McCullough is an internet linguist: she analyzes the language of the internet, for the people of the internet. She has a Master’s in linguistics from McGill University and writes a column for WIRED and writes a blog on the subject as well as hosting a podcast.
In Because Internet McCullough explores the deep forces that shape our language and influence the way we communicate with each other. She dissects “types” of “internet people”…Old (as in very early adopters) , Full, Semi and Post and you cannot be alive and in possession of a smart phone and not recognize yourself as a member of one of these groups. She demonstrates how differing trends moved and continue to move through our internet use and offers helpful explanations about how differing generations use, or DON’T use punctuation. Or capitalization. Or emojis or emoticons. An entertaining and informative read! And, news flash! Emojis are evidence of progress and evolution of communication.
There were several quotes I tagged as especially useful or informative: “When we learn to write in ways that communicate our tone of voice, not just our mastery of rules, we learn to see writing not as a way of asserting our intellectual superiority, but as a way of listening to each other better. We learn to write not for power, but for love.” (pg. 154.)

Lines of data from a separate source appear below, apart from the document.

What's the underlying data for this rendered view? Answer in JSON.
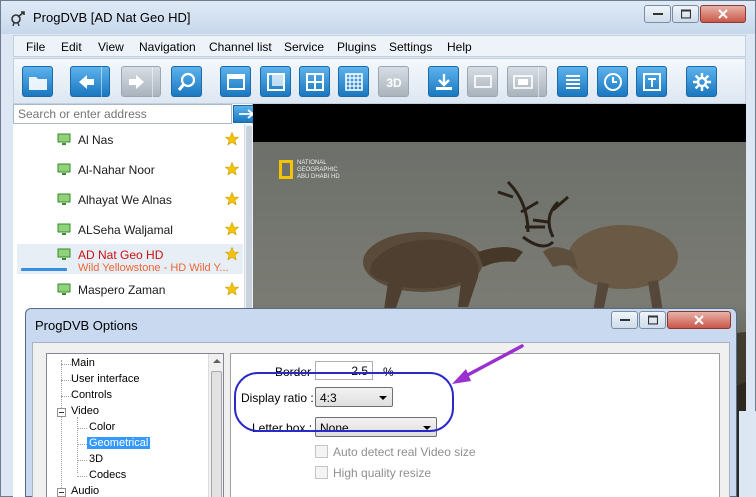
{
  "window": {
    "title": "ProgDVB [AD Nat Geo HD]"
  },
  "menu": [
    "File",
    "Edit",
    "View",
    "Navigation",
    "Channel list",
    "Service",
    "Plugins",
    "Settings",
    "Help"
  ],
  "toolbar": {
    "three_d_label": "3D"
  },
  "search": {
    "placeholder": "Search or enter address"
  },
  "channels": [
    {
      "name": "Al Nas"
    },
    {
      "name": "Al-Nahar Noor"
    },
    {
      "name": "Alhayat We Alnas"
    },
    {
      "name": "ALSeha Waljamal"
    },
    {
      "name": "AD Nat Geo HD",
      "program": "Wild Yellowstone - HD  Wild Y...",
      "selected": true
    },
    {
      "name": "Maspero Zaman"
    }
  ],
  "video": {
    "logo_text": [
      "NATIONAL",
      "GEOGRAPHIC",
      "ABU DHABI HD"
    ]
  },
  "dialog": {
    "title": "ProgDVB Options",
    "tree": [
      "Main",
      "User interface",
      "Controls",
      "Video",
      "Color",
      "Geometrical",
      "3D",
      "Codecs",
      "Audio"
    ],
    "selected_tree_item": "Geometrical",
    "border_label": "Border :",
    "border_value": "2.5",
    "border_unit": "%",
    "display_ratio_label": "Display ratio :",
    "display_ratio_value": "4:3",
    "letter_box_label": "Letter box :",
    "letter_box_value": "None",
    "auto_detect_label": "Auto detect real Video size",
    "high_quality_label": "High quality resize"
  },
  "colors": {
    "accent_blue": "#1a78c0",
    "selected_channel_text": "#cc1010",
    "program_text": "#ee6633",
    "annotation_ellipse": "#2a2ac8",
    "annotation_arrow": "#9b30d0",
    "favorite_star": "#f5c400"
  }
}
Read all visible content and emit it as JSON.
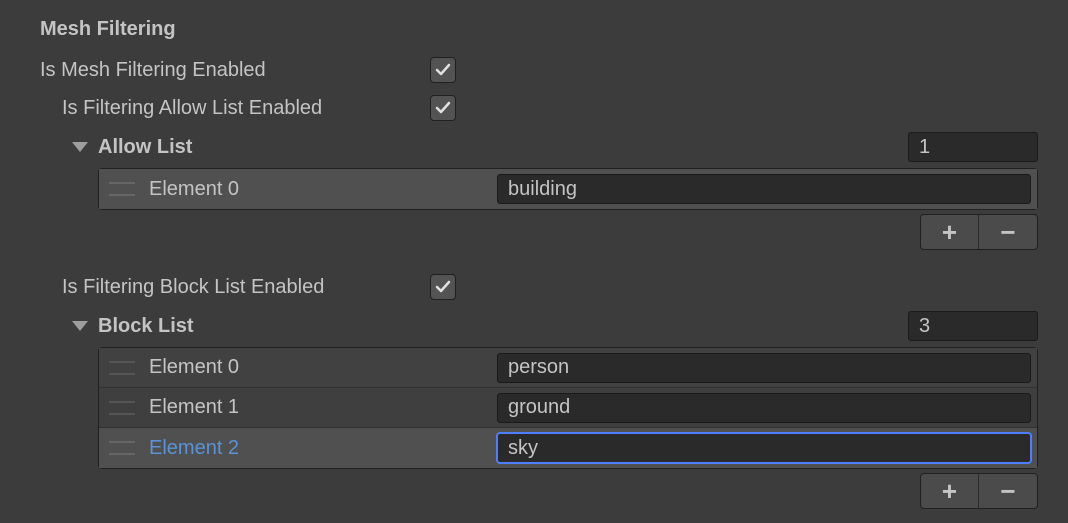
{
  "section": {
    "title": "Mesh Filtering",
    "isMeshFilteringEnabled": {
      "label": "Is Mesh Filtering Enabled",
      "checked": true
    },
    "isFilteringAllowListEnabled": {
      "label": "Is Filtering Allow List Enabled",
      "checked": true
    },
    "allowList": {
      "name": "Allow List",
      "count": "1",
      "elements": [
        {
          "label": "Element 0",
          "value": "building",
          "selected": true,
          "focused": false
        }
      ]
    },
    "isFilteringBlockListEnabled": {
      "label": "Is Filtering Block List Enabled",
      "checked": true
    },
    "blockList": {
      "name": "Block List",
      "count": "3",
      "elements": [
        {
          "label": "Element 0",
          "value": "person",
          "selected": false,
          "focused": false
        },
        {
          "label": "Element 1",
          "value": "ground",
          "selected": false,
          "focused": false
        },
        {
          "label": "Element 2",
          "value": "sky",
          "selected": true,
          "focused": true
        }
      ]
    }
  },
  "icons": {
    "plus": "+",
    "minus": "−"
  }
}
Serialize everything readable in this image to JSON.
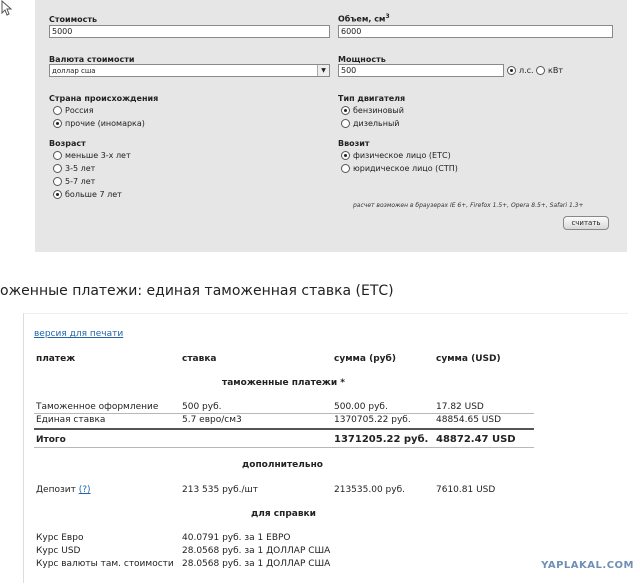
{
  "form": {
    "cost_label": "Стоимость",
    "cost_value": "5000",
    "volume_label": "Объем, см",
    "volume_sup": "3",
    "volume_value": "6000",
    "currency_label": "Валюта стоимости",
    "currency_value": "доллар сша",
    "power_label": "Мощность",
    "power_value": "500",
    "power_units": [
      {
        "label": "л.с.",
        "selected": true
      },
      {
        "label": "кВт",
        "selected": false
      }
    ],
    "origin_label": "Страна происхождения",
    "origin_options": [
      {
        "label": "Россия",
        "selected": false
      },
      {
        "label": "прочие (иномарка)",
        "selected": true
      }
    ],
    "engine_label": "Тип двигателя",
    "engine_options": [
      {
        "label": "бензиновый",
        "selected": true
      },
      {
        "label": "дизельный",
        "selected": false
      }
    ],
    "age_label": "Возраст",
    "age_options": [
      {
        "label": "меньше 3-х лет",
        "selected": false
      },
      {
        "label": "3-5 лет",
        "selected": false
      },
      {
        "label": "5-7 лет",
        "selected": false
      },
      {
        "label": "больше 7 лет",
        "selected": true
      }
    ],
    "importer_label": "Ввозит",
    "importer_options": [
      {
        "label": "физическое лицо (ЕТС)",
        "selected": true
      },
      {
        "label": "юридическое лицо (СТП)",
        "selected": false
      }
    ],
    "browser_note": "расчет возможен в браузерах IE 6+, Firefox 1.5+, Opera 8.5+, Safari 1.3+",
    "submit_label": "считать"
  },
  "results_heading": "оженные платежи: единая таможенная ставка (ЕТС)",
  "results": {
    "print_link": "версия для печати",
    "columns": [
      "платеж",
      "ставка",
      "сумма (руб)",
      "сумма (USD)"
    ],
    "section_customs": "таможенные платежи *",
    "customs_rows": [
      [
        "Таможенное оформление",
        "500 руб.",
        "500.00 руб.",
        "17.82 USD"
      ],
      [
        "Единая ставка",
        "5.7 евро/см3",
        "1370705.22 руб.",
        "48854.65 USD"
      ]
    ],
    "total": [
      "Итого",
      "",
      "1371205.22 руб.",
      "48872.47 USD"
    ],
    "section_additional": "дополнительно",
    "deposit": {
      "label": "Депозит",
      "help": "(?)",
      "rate": "213 535 руб./шт",
      "rub": "213535.00 руб.",
      "usd": "7610.81 USD"
    },
    "section_reference": "для справки",
    "reference_rows": [
      [
        "Курс Евро",
        "40.0791 руб. за 1 ЕВРО"
      ],
      [
        "Курс USD",
        "28.0568 руб. за 1 ДОЛЛАР США"
      ],
      [
        "Курс валюты там. стоимости",
        "28.0568 руб. за 1 ДОЛЛАР США"
      ]
    ]
  },
  "watermark": "YAPLAKAL.COM"
}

“Expanding our tools for conveying our intentions may even make us better at reading other people’s mental states by giving us more practice taking them on.” (pg.194) “What we’re arriving at, between topography and visuals, is a flexible set of ways to communicate our intentions and share space online.” (pg.195)